(From the Denver Post)
After serving four years as a reconnaissance man and deploying twice to Iraq, Brian Scott Ostrom, 27, returned home to the U.S. with a severe case of post-traumatic stress disorder. “The most important part of my life already happened. The most devastating. The chance to come home in a box. Nothing is ever going to compare to what I’ve done, so I’m struggling to be at peace with that,” Scott said. He attributes his PTSD to his second deployment to Iraq, where he served seven months in Fallujah with the 2nd Reconnaissance Battalion. “It was the most brutal time of my life,” he said. “I didn’t realize it because I was living it. It was a part of me.” Since his discharge, Scott has struggled with daily life, from finding and keeping employment to maintaining healthy relationships. But most of all, he’s struggled to overcome his brutal and haunting memories of Iraq. Nearly five years later, Scott remains conflicted by the war. Though he is proud of his service and cares greatly for his fellow Marines, he still carries guilt for things he did — and didn’t do — fighting a war he no longer believes in.
(Click through for a moving pictorial of how Scott has dealt with being back in the States. This feature captures, far better than most, what too many of our returning vets have experienced upon being discharged from the service and coming home.

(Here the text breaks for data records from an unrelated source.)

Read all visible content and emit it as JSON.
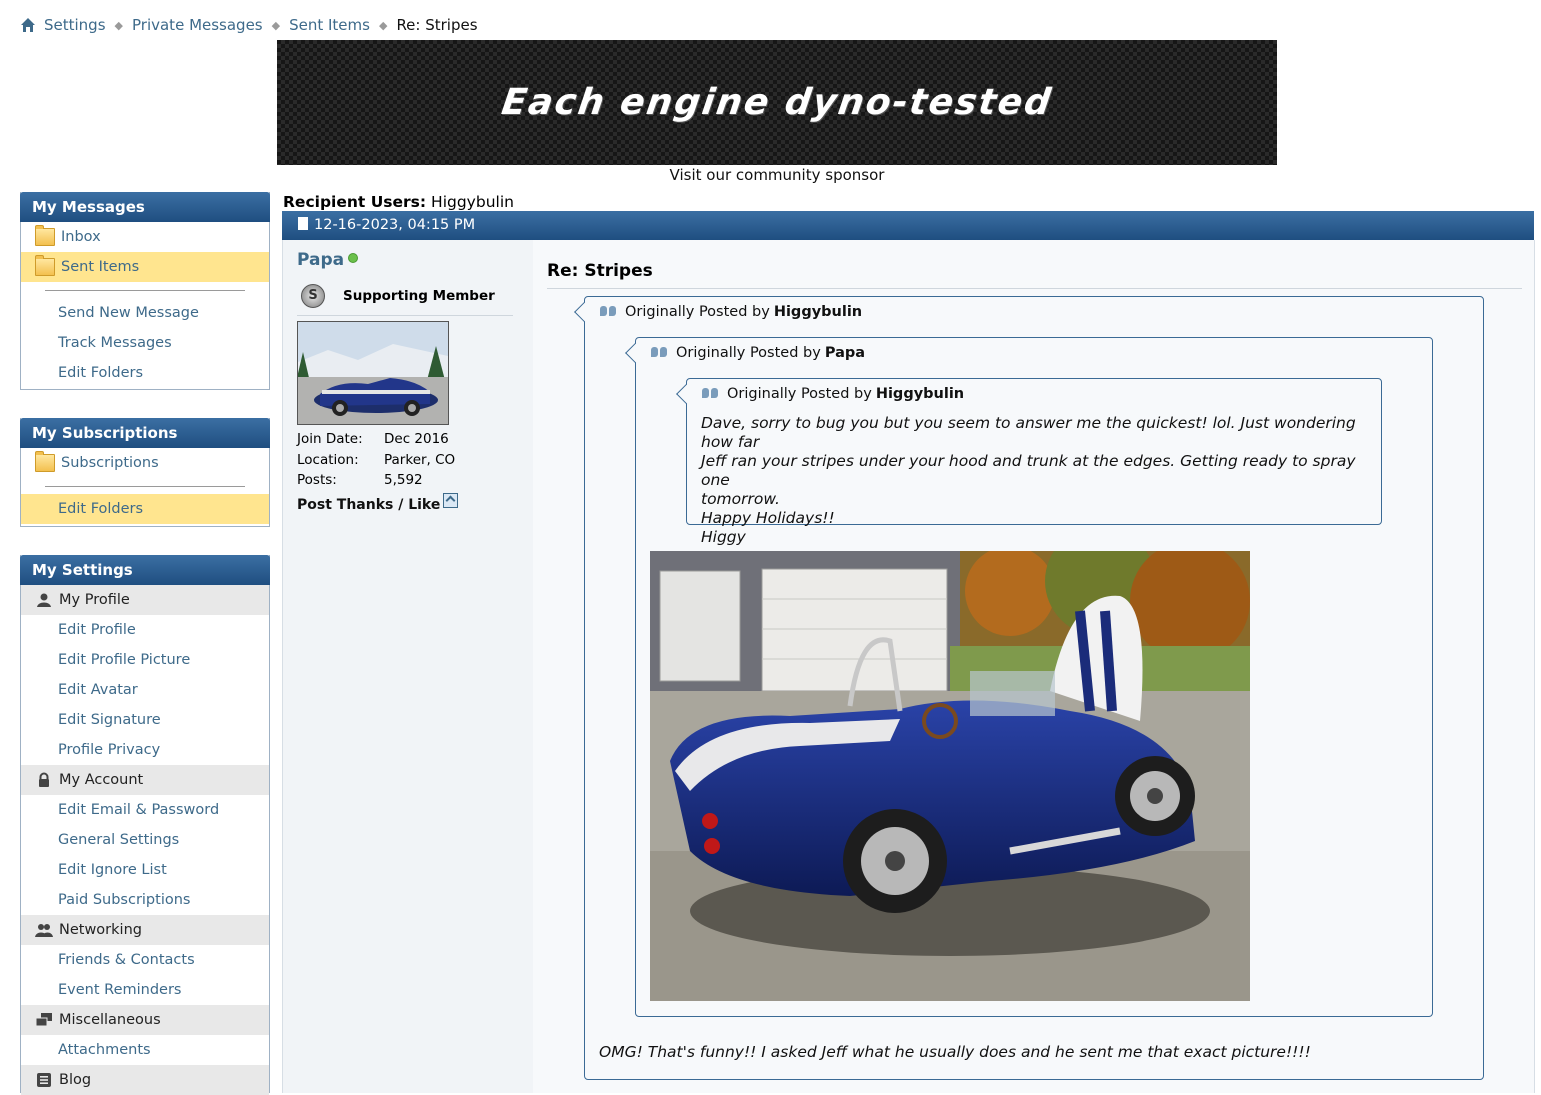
{
  "breadcrumb": {
    "items": [
      "Settings",
      "Private Messages",
      "Sent Items"
    ],
    "current": "Re: Stripes"
  },
  "banner": {
    "text": "Each engine dyno-tested",
    "caption": "Visit our community sponsor"
  },
  "sidebar": {
    "messages": {
      "title": "My Messages",
      "folders": [
        "Inbox",
        "Sent Items"
      ],
      "links": [
        "Send New Message",
        "Track Messages",
        "Edit Folders"
      ]
    },
    "subscriptions": {
      "title": "My Subscriptions",
      "folders": [
        "Subscriptions"
      ],
      "links": [
        "Edit Folders"
      ]
    },
    "settings": {
      "title": "My Settings",
      "profile_group": "My Profile",
      "profile_links": [
        "Edit Profile",
        "Edit Profile Picture",
        "Edit Avatar",
        "Edit Signature",
        "Profile Privacy"
      ],
      "account_group": "My Account",
      "account_links": [
        "Edit Email & Password",
        "General Settings",
        "Edit Ignore List",
        "Paid Subscriptions"
      ],
      "networking_group": "Networking",
      "networking_links": [
        "Friends & Contacts",
        "Event Reminders"
      ],
      "misc_group": "Miscellaneous",
      "misc_links": [
        "Attachments"
      ],
      "blog_group": "Blog"
    }
  },
  "message": {
    "recipients_label": "Recipient Users:",
    "recipients": "Higgybulin",
    "date": "12-16-2023, 04:15 PM",
    "title": "Re: Stripes",
    "reply": "OMG! That's funny!! I asked Jeff what he usually does and he sent me that exact picture!!!!"
  },
  "user": {
    "name": "Papa",
    "rank": "Supporting Member",
    "rank_badge": "S",
    "join_date_label": "Join Date:",
    "join_date": "Dec 2016",
    "location_label": "Location:",
    "location": "Parker, CO",
    "posts_label": "Posts:",
    "posts": "5,592",
    "thanks_label": "Post Thanks / Like"
  },
  "quotes": {
    "outer": {
      "prefix": "Originally Posted by",
      "author": "Higgybulin"
    },
    "middle": {
      "prefix": "Originally Posted by",
      "author": "Papa"
    },
    "inner": {
      "prefix": "Originally Posted by",
      "author": "Higgybulin",
      "lines": [
        "Dave, sorry to bug you but you seem to answer me the quickest! lol. Just wondering how far",
        "Jeff ran your stripes under your hood and trunk at the edges. Getting ready to spray one",
        "tomorrow.",
        "Happy Holidays!!",
        "Higgy"
      ]
    }
  },
  "colors": {
    "header_blue": "#1f4e80",
    "link": "#3e6a8a",
    "active_row": "#ffe58f",
    "quote_border": "#3b6a95"
  }
}
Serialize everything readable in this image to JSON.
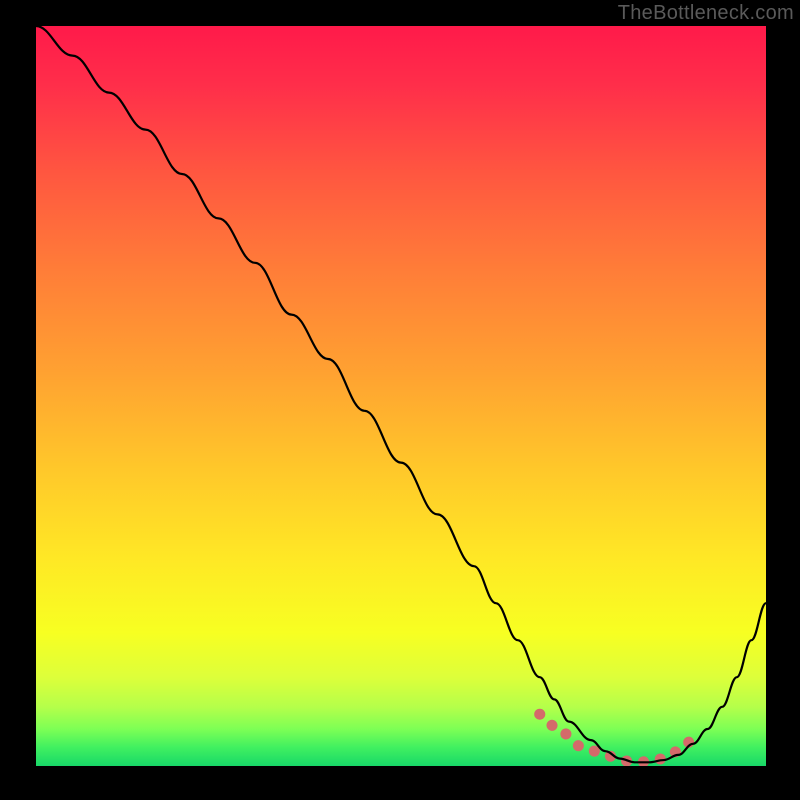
{
  "watermark": "TheBottleneck.com",
  "chart_data": {
    "type": "line",
    "title": "",
    "xlabel": "",
    "ylabel": "",
    "xlim": [
      0,
      100
    ],
    "ylim": [
      0,
      100
    ],
    "series": [
      {
        "name": "bottleneck-curve",
        "x": [
          0,
          5,
          10,
          15,
          20,
          25,
          30,
          35,
          40,
          45,
          50,
          55,
          60,
          63,
          66,
          69,
          71,
          73,
          76,
          78,
          80,
          82,
          84,
          86,
          88,
          90,
          92,
          94,
          96,
          98,
          100
        ],
        "values": [
          100,
          96,
          91,
          86,
          80,
          74,
          68,
          61,
          55,
          48,
          41,
          34,
          27,
          22,
          17,
          12,
          9,
          6,
          3.5,
          2,
          1,
          0.5,
          0.5,
          0.8,
          1.5,
          3,
          5,
          8,
          12,
          17,
          22
        ]
      },
      {
        "name": "optimal-region",
        "x": [
          69,
          72,
          75,
          78,
          80,
          82,
          84,
          86,
          88,
          90
        ],
        "values": [
          7,
          4.5,
          2.5,
          1.5,
          0.8,
          0.5,
          0.6,
          1,
          2,
          3.5
        ]
      }
    ],
    "gradient_stops": [
      {
        "offset": 0.0,
        "color": "#ff1a4a"
      },
      {
        "offset": 0.08,
        "color": "#ff2e4a"
      },
      {
        "offset": 0.2,
        "color": "#ff5740"
      },
      {
        "offset": 0.33,
        "color": "#ff7d38"
      },
      {
        "offset": 0.47,
        "color": "#ffa231"
      },
      {
        "offset": 0.6,
        "color": "#ffc82a"
      },
      {
        "offset": 0.72,
        "color": "#ffe825"
      },
      {
        "offset": 0.82,
        "color": "#f7ff22"
      },
      {
        "offset": 0.88,
        "color": "#ddff3a"
      },
      {
        "offset": 0.92,
        "color": "#b5ff4a"
      },
      {
        "offset": 0.95,
        "color": "#7dff55"
      },
      {
        "offset": 0.975,
        "color": "#40f060"
      },
      {
        "offset": 1.0,
        "color": "#18d868"
      }
    ]
  }
}
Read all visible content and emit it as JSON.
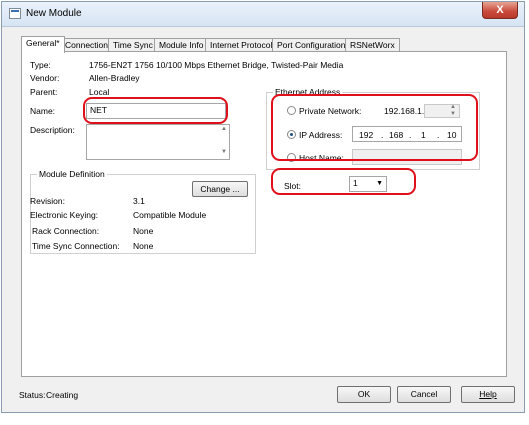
{
  "window": {
    "title": "New Module",
    "close_label": "X"
  },
  "tabs": [
    "General*",
    "Connection",
    "Time Sync",
    "Module Info",
    "Internet Protocol",
    "Port Configuration",
    "RSNetWorx"
  ],
  "general": {
    "type_label": "Type:",
    "type_value": "1756-EN2T 1756 10/100 Mbps Ethernet Bridge, Twisted-Pair Media",
    "vendor_label": "Vendor:",
    "vendor_value": "Allen-Bradley",
    "parent_label": "Parent:",
    "parent_value": "Local",
    "name_label": "Name:",
    "name_value": "NET",
    "description_label": "Description:",
    "description_value": ""
  },
  "ethernet": {
    "group_title": "Ethernet Address",
    "private_network_label": "Private Network:",
    "private_network_prefix": "192.168.1.",
    "ip_address_label": "IP Address:",
    "ip_octets": [
      "192",
      "168",
      "1",
      "10"
    ],
    "host_name_label": "Host Name:",
    "selected": "ip_address"
  },
  "slot": {
    "label": "Slot:",
    "value": "1"
  },
  "module_definition": {
    "title": "Module Definition",
    "change_label": "Change ...",
    "revision_label": "Revision:",
    "revision_value": "3.1",
    "keying_label": "Electronic Keying:",
    "keying_value": "Compatible Module",
    "rack_label": "Rack Connection:",
    "rack_value": "None",
    "timesync_label": "Time Sync Connection:",
    "timesync_value": "None"
  },
  "status": {
    "label": "Status:",
    "value": "Creating"
  },
  "buttons": {
    "ok": "OK",
    "cancel": "Cancel",
    "help": "Help"
  },
  "colors": {
    "highlight": "#e0101a",
    "window_border": "#8a9cb0"
  }
}
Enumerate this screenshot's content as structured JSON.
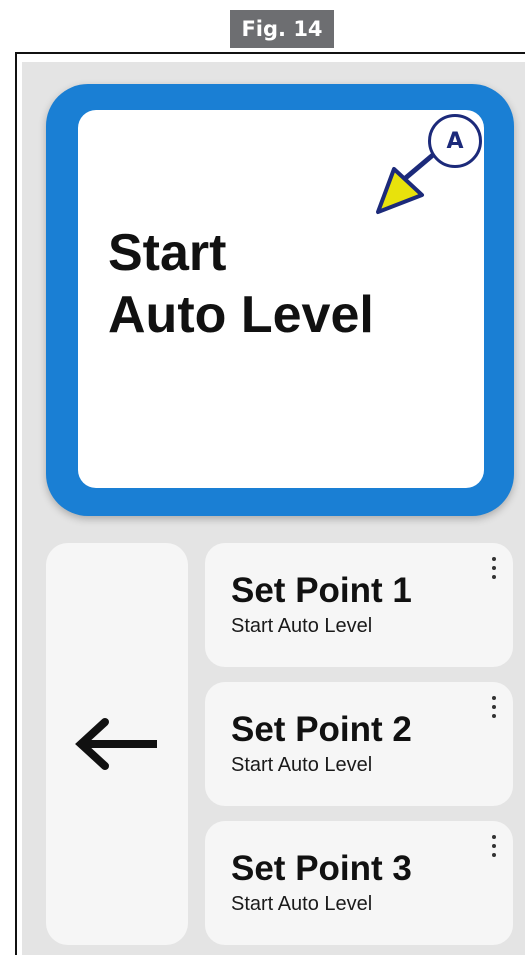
{
  "figure": {
    "label": "Fig. 14"
  },
  "auto_level": {
    "line1": "Start",
    "line2": "Auto Level"
  },
  "callout": {
    "label": "A"
  },
  "back": {
    "icon": "arrow-left-icon"
  },
  "set_points": [
    {
      "title": "Set Point 1",
      "subtitle": "Start Auto Level"
    },
    {
      "title": "Set Point 2",
      "subtitle": "Start Auto Level"
    },
    {
      "title": "Set Point 3",
      "subtitle": "Start Auto Level"
    }
  ],
  "colors": {
    "accent": "#1a7fd4",
    "callout_border": "#1c2a7a",
    "callout_arrow": "#e8e20c",
    "figure_label_bg": "#6d6e71",
    "screen_bg": "#e4e4e4",
    "card_bg": "#f6f6f6"
  }
}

Funding is improving, and programs like Wounded Warrior are great resources for these soldiers, but we need more money and programs, faster system response and better treatment options.)
Read and see the entire piece here...